It takes more than corporate leadership to transform workplace culture. It takes grassroots commitment and participation. That’s where WIT comes in. Several thousand NetApp employees join together throughout the year and around the globe to envision and make transformation possible by breaking the bias. We combine forces with allies across NetApp who bring a perspective of different roles, genders, and affinity groups.

WIT offers many opportunities to contribute to and benefit from our programs and activities. We invite everyone at NetApp to join us by:

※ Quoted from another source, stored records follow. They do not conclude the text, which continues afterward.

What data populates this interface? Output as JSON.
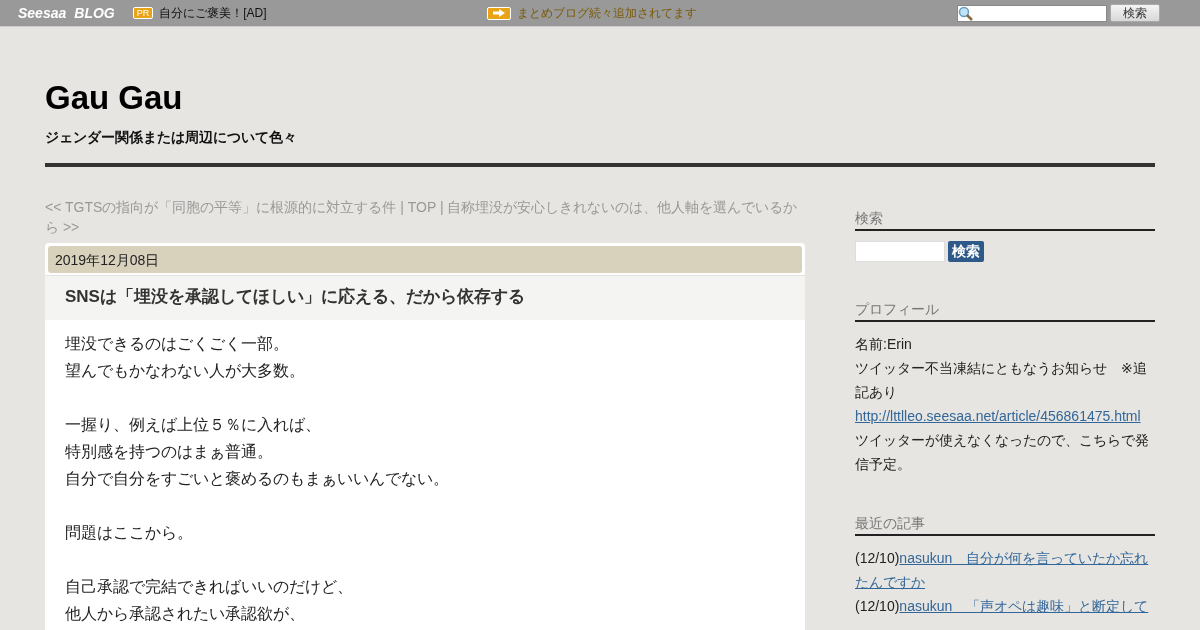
{
  "topbar": {
    "logo_left": "Seesaa",
    "logo_right": "BLOG",
    "pr_badge": "PR",
    "ad": "自分にご褒美！[AD]",
    "notice": "まとめブログ続々追加されてます",
    "search_button": "検索"
  },
  "header": {
    "title": "Gau Gau",
    "tagline": "ジェンダー関係または周辺について色々"
  },
  "post_nav": "<< TGTSの指向が「同胞の平等」に根源的に対立する件 | TOP | 自称埋没が安心しきれないのは、他人軸を選んでいるから >>",
  "article": {
    "date": "2019年12月08日",
    "title": "SNSは「埋没を承認してほしい」に応える、だから依存する",
    "paragraphs": [
      [
        "埋没できるのはごくごく一部。",
        "望んでもかなわない人が大多数。"
      ],
      [
        "一握り、例えば上位５％に入れば、",
        "特別感を持つのはまぁ普通。",
        "自分で自分をすごいと褒めるのもまぁいいんでない。"
      ],
      [
        "問題はここから。"
      ],
      [
        "自己承認で完結できればいいのだけど、",
        "他人から承認されたい承認欲が、"
      ]
    ]
  },
  "sidebar": [
    {
      "kind": "search",
      "heading": "検索",
      "button": "検索"
    },
    {
      "kind": "profile",
      "heading": "プロフィール",
      "items": [
        {
          "kind": "text",
          "text": "名前:Erin"
        },
        {
          "kind": "text",
          "text": "ツイッター不当凍結にともなうお知らせ　※追記あり"
        },
        {
          "kind": "link",
          "text": "http://lttlleo.seesaa.net/article/456861475.html"
        },
        {
          "kind": "text",
          "text": "ツイッターが使えなくなったので、こちらで発信予定。"
        }
      ]
    },
    {
      "kind": "recent",
      "heading": "最近の記事",
      "items": [
        {
          "date": "(12/10)",
          "title": "nasukun　自分が何を言っていたか忘れたんですか"
        },
        {
          "date": "(12/10)",
          "title": "nasukun　「声オペは趣味」と断定して"
        }
      ]
    }
  ]
}
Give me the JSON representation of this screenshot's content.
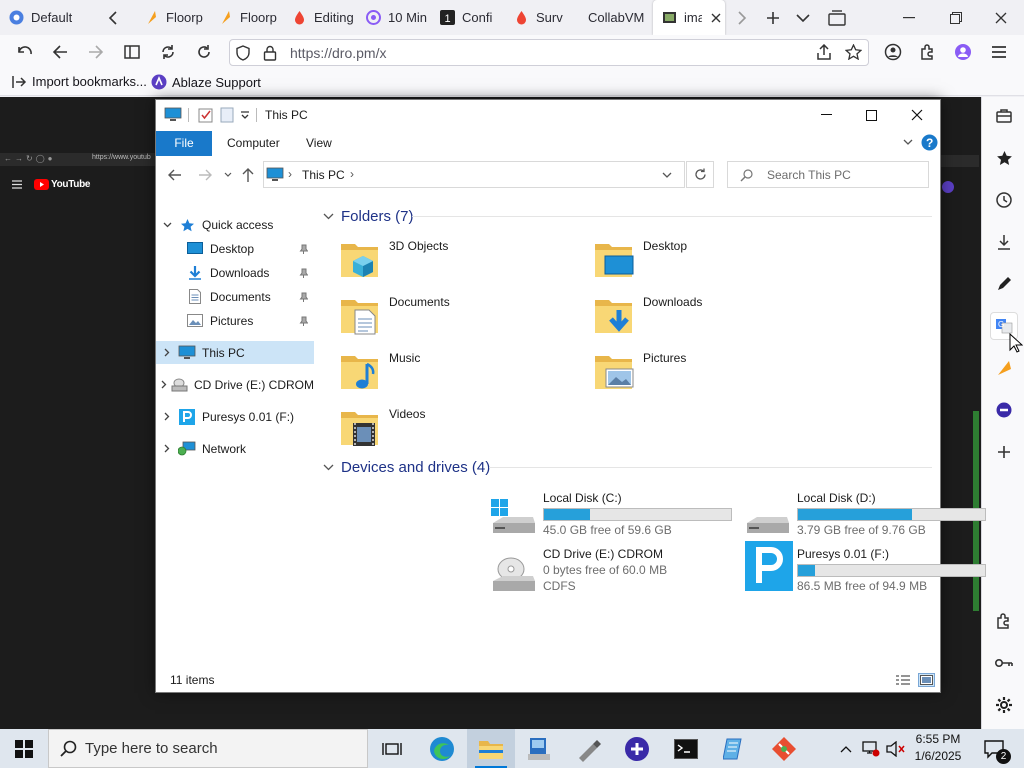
{
  "browser": {
    "tabs": [
      {
        "label": "Default",
        "icon": "floorp-icon",
        "color": "#4a7fe0"
      },
      {
        "label": "Floorp",
        "icon": "floorp-icon",
        "color": "#f59f1e"
      },
      {
        "label": "Floorp",
        "icon": "floorp-icon",
        "color": "#f59f1e"
      },
      {
        "label": "Editing",
        "icon": "vivaldi-icon",
        "color": "#e43"
      },
      {
        "label": "10 Min",
        "icon": "tenminmail-icon",
        "color": "#8a5cf5"
      },
      {
        "label": "Confi",
        "icon": "confi-icon",
        "color": "#222"
      },
      {
        "label": "Surv",
        "icon": "vivaldi-icon",
        "color": "#e43"
      },
      {
        "label": "CollabVM",
        "icon": "",
        "color": ""
      },
      {
        "label": "ima",
        "icon": "image-icon",
        "color": "#333",
        "active": true
      }
    ],
    "url": "https://dro.pm/x",
    "bookmarks": [
      {
        "label": "Import bookmarks..."
      },
      {
        "label": "Ablaze Support"
      }
    ],
    "page_preview": {
      "url_snippet": "https://www.youtub",
      "logo_text": "YouTube"
    }
  },
  "explorer": {
    "title": "This PC",
    "ribbon_tabs": [
      "File",
      "Computer",
      "View"
    ],
    "breadcrumb": "This PC",
    "search_placeholder": "Search This PC",
    "nav": {
      "quick_access": "Quick access",
      "qa_items": [
        "Desktop",
        "Downloads",
        "Documents",
        "Pictures"
      ],
      "this_pc": "This PC",
      "cd_drive": "CD Drive (E:) CDROM",
      "puresys": "Puresys 0.01 (F:)",
      "network": "Network"
    },
    "folders_header": "Folders (7)",
    "folders": [
      {
        "name": "3D Objects",
        "icon": "3d-objects-icon"
      },
      {
        "name": "Desktop",
        "icon": "desktop-folder-icon"
      },
      {
        "name": "Documents",
        "icon": "documents-folder-icon"
      },
      {
        "name": "Downloads",
        "icon": "downloads-folder-icon"
      },
      {
        "name": "Music",
        "icon": "music-folder-icon"
      },
      {
        "name": "Pictures",
        "icon": "pictures-folder-icon"
      },
      {
        "name": "Videos",
        "icon": "videos-folder-icon"
      }
    ],
    "devices_header": "Devices and drives (4)",
    "drives": [
      {
        "name": "Local Disk (C:)",
        "free": "45.0 GB free of 59.6 GB",
        "used_fraction": 0.245,
        "icon": "windows-drive-icon"
      },
      {
        "name": "Local Disk (D:)",
        "free": "3.79 GB free of 9.76 GB",
        "used_fraction": 0.61,
        "icon": "hard-drive-icon"
      },
      {
        "name": "CD Drive (E:) CDROM",
        "free": "0 bytes free of 60.0 MB",
        "fs": "CDFS",
        "icon": "cd-drive-icon"
      },
      {
        "name": "Puresys 0.01 (F:)",
        "free": "86.5 MB free of 94.9 MB",
        "used_fraction": 0.09,
        "icon": "puresys-drive-icon"
      }
    ],
    "status": "11 items"
  },
  "taskbar": {
    "search_placeholder": "Type here to search",
    "time": "6:55 PM",
    "date": "1/6/2025",
    "notification_count": "2"
  }
}
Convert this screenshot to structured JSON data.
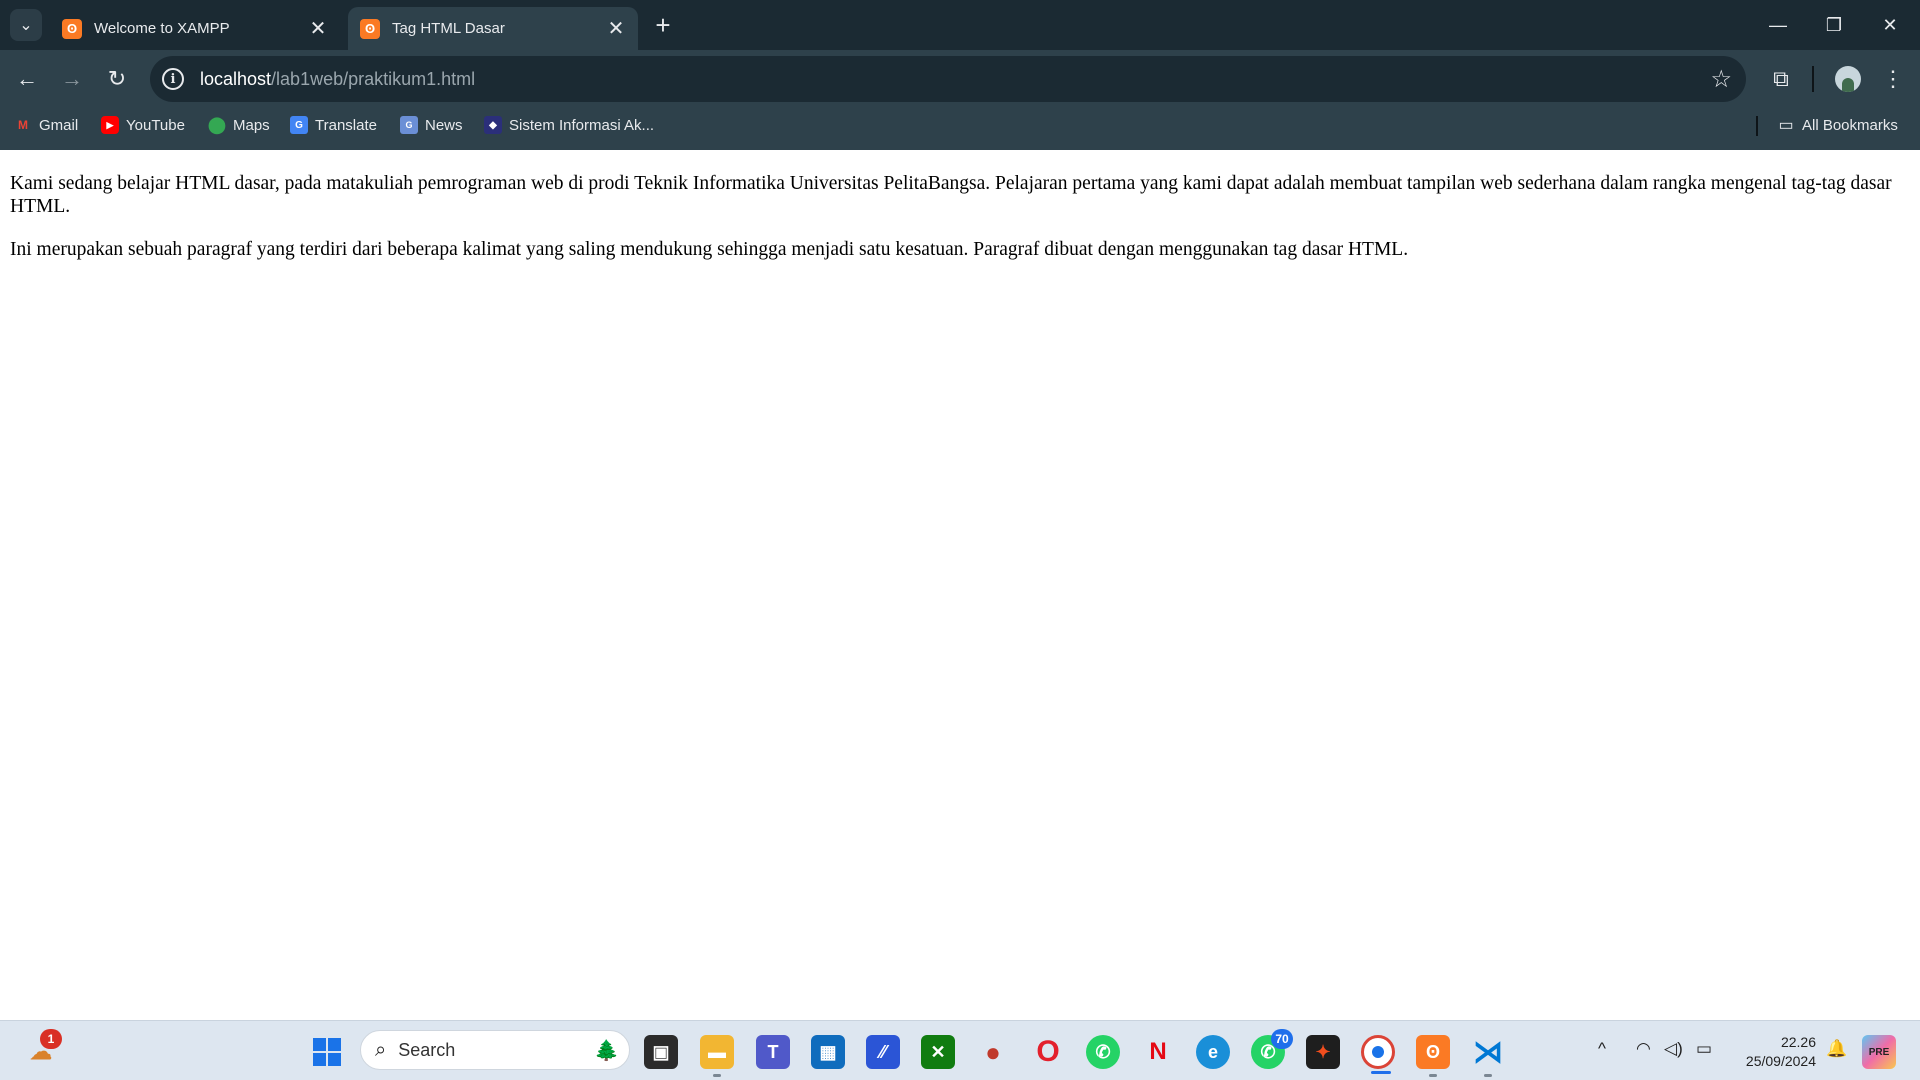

  • Participating in our activities and extending your network beyond your area.
  • Taking advantage of our partners and resources for professional development.
  • Giving back to our local schools and communities by helping girls and women advance in tech.

What role will you play in breaking the bias?

On March 8 we celebrated International Women’s Day across NetApp. Throughout March we are celebrating Women’s HERstory month and focusing on giving to self, giving to community, and keeping the spirit alive through the coming year.

#BreakTheBias through Women’s HERstory month and beyond

If you are at NetApp, see us on wit.netapp.com.

Check out these opportunities to engage with WIT throughout the year:

Find out more about diversity, inclusion, and belonging at NetApp.

Statistical references and data resources

Sandrine Rollin

Head of Industry and Global Accounts Marketing EMEA

Sandrine Rollin is head of Industry and Global Accounts Marketing EMEA at NetApp. She is responsible for the go-to-market and marketing strategy for key industries such as financial services, automotive, manufacturing, healthcare, and life sciences. With her team, Sandrine focuses on identifying and accelerating growth opportunities to help our industry-leading global customers lead with data. Sandrine is also a member of the NetApp Global Women In Tech Steering Committee, and she leads WIT Global Communications.

View all Posts by Sandrine Rollin

Next Steps